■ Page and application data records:
<<<<

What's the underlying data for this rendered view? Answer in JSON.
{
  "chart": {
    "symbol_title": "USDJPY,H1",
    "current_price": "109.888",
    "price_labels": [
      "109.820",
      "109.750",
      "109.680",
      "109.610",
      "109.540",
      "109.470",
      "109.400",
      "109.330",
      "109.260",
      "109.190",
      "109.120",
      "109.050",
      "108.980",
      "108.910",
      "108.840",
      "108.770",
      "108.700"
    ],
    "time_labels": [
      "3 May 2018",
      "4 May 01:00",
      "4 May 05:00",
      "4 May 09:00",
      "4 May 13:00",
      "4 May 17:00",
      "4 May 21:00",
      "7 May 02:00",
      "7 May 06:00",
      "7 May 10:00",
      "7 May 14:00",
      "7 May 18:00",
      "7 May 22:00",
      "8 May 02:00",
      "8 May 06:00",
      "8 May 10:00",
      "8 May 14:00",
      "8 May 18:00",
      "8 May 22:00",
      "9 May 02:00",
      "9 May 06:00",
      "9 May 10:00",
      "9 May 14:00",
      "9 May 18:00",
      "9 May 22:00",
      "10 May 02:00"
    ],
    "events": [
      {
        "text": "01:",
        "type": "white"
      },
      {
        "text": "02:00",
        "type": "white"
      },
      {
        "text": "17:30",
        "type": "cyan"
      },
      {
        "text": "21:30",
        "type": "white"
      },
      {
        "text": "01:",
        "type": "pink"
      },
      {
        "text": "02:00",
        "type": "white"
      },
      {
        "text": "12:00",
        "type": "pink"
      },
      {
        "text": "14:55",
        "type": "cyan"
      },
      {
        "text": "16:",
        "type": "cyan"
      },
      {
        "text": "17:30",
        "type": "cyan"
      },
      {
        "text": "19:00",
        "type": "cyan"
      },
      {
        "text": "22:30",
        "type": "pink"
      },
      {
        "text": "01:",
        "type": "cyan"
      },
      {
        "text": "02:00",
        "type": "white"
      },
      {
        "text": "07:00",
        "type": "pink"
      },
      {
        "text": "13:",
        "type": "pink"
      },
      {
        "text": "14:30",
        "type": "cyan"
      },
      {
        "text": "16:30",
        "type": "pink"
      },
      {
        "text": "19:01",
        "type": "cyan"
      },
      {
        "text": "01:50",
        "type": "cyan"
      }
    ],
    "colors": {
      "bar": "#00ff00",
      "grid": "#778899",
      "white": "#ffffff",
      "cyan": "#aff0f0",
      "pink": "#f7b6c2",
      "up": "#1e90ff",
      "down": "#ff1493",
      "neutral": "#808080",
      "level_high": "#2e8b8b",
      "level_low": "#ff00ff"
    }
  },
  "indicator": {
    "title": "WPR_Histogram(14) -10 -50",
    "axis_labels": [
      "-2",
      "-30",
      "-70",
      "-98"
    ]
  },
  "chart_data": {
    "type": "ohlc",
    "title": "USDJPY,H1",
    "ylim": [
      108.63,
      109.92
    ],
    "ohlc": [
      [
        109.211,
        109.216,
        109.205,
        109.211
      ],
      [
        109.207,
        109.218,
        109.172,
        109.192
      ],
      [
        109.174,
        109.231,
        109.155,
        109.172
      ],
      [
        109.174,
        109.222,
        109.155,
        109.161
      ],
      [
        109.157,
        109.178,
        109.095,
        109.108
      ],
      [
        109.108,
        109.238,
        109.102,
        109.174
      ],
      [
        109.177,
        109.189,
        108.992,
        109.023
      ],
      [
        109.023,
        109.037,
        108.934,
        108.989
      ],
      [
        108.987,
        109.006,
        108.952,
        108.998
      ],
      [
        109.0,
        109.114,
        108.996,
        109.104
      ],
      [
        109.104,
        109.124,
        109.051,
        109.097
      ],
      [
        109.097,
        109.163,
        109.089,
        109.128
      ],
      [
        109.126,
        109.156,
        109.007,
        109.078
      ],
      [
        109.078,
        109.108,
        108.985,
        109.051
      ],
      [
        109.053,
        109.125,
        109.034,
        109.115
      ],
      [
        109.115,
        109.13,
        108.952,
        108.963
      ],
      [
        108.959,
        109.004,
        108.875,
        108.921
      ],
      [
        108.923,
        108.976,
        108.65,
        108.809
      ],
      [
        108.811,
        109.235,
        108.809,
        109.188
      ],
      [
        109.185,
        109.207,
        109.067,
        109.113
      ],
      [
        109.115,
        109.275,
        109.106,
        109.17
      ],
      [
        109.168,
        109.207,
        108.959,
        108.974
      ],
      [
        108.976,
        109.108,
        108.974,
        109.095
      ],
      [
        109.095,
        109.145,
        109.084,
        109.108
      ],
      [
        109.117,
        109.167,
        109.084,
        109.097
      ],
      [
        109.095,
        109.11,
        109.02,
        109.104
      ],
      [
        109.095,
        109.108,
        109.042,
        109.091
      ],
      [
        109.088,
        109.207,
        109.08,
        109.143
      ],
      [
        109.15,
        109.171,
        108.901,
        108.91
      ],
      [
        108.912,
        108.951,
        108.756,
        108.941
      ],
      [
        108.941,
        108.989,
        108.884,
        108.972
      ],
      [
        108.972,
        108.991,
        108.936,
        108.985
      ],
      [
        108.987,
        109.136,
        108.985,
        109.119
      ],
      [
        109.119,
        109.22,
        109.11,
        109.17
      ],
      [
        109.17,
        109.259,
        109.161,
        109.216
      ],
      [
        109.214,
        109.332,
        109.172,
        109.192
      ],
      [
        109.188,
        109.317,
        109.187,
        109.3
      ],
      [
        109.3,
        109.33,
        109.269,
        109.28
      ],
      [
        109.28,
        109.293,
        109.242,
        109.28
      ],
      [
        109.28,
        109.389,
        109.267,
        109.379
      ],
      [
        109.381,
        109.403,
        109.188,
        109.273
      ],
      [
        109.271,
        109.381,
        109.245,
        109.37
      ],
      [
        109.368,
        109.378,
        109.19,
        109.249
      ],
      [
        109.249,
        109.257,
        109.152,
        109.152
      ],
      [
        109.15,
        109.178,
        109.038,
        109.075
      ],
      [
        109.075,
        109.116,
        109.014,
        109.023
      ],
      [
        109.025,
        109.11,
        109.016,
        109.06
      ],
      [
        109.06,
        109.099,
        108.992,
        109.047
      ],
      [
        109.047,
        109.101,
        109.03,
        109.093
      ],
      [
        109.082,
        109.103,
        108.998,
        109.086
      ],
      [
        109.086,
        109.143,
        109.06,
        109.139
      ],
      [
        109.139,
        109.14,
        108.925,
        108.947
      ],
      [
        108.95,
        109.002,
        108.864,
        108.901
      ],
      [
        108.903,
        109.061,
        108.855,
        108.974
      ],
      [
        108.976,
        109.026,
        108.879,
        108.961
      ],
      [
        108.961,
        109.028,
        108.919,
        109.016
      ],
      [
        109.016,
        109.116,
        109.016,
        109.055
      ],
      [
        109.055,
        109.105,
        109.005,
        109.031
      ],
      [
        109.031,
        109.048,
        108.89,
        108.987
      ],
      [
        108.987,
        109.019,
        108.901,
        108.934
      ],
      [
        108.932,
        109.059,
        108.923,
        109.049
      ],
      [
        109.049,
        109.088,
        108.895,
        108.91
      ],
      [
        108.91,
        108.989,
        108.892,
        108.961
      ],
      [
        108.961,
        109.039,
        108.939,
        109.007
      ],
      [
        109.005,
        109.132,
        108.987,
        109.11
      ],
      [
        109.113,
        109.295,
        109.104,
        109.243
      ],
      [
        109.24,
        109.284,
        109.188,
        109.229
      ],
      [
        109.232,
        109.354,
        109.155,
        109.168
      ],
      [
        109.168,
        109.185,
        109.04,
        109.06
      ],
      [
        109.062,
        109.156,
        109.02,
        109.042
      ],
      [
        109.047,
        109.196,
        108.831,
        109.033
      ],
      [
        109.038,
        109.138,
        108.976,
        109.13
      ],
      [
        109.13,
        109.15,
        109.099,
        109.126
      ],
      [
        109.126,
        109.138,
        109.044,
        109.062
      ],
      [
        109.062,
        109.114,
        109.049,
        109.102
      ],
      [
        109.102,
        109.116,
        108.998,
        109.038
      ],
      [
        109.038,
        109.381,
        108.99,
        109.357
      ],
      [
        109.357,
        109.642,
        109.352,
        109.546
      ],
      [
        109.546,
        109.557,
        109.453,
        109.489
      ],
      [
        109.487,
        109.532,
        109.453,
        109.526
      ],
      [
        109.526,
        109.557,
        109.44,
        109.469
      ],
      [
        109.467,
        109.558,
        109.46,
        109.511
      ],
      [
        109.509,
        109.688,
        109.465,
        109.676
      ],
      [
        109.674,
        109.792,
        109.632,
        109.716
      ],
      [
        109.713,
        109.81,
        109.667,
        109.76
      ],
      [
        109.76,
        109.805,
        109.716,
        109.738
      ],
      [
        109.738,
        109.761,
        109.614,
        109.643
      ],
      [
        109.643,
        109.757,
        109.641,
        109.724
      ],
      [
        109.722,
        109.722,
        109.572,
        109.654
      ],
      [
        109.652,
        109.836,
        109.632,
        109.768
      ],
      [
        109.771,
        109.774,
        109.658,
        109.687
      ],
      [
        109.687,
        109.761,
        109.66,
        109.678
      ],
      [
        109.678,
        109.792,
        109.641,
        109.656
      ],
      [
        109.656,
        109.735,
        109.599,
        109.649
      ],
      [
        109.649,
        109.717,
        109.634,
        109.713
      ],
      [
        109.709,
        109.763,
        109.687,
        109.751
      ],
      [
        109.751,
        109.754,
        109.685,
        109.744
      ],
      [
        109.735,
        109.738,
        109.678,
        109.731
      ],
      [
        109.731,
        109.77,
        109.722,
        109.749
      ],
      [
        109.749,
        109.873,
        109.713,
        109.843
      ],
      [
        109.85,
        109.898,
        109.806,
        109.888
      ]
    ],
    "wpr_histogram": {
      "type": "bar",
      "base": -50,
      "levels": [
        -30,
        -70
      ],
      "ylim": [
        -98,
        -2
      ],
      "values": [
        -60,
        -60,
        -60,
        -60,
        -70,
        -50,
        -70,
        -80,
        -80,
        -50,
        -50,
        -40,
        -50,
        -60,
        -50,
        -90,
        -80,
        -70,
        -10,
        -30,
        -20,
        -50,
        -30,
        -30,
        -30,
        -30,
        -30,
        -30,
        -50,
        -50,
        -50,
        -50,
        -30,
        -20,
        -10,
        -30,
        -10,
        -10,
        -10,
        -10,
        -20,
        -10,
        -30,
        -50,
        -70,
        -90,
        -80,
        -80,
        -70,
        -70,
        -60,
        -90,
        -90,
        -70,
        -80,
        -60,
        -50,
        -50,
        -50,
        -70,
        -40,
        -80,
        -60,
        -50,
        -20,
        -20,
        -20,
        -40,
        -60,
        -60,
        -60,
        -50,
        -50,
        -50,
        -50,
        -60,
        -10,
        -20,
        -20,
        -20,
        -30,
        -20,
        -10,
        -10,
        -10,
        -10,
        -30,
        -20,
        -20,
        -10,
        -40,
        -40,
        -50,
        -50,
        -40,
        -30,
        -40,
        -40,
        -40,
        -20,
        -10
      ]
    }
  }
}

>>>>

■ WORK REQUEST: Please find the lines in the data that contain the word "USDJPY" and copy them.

■ WORKED SOLUTION:
    "symbol_title": "USDJPY,H1",
    "title": "USDJPY,H1",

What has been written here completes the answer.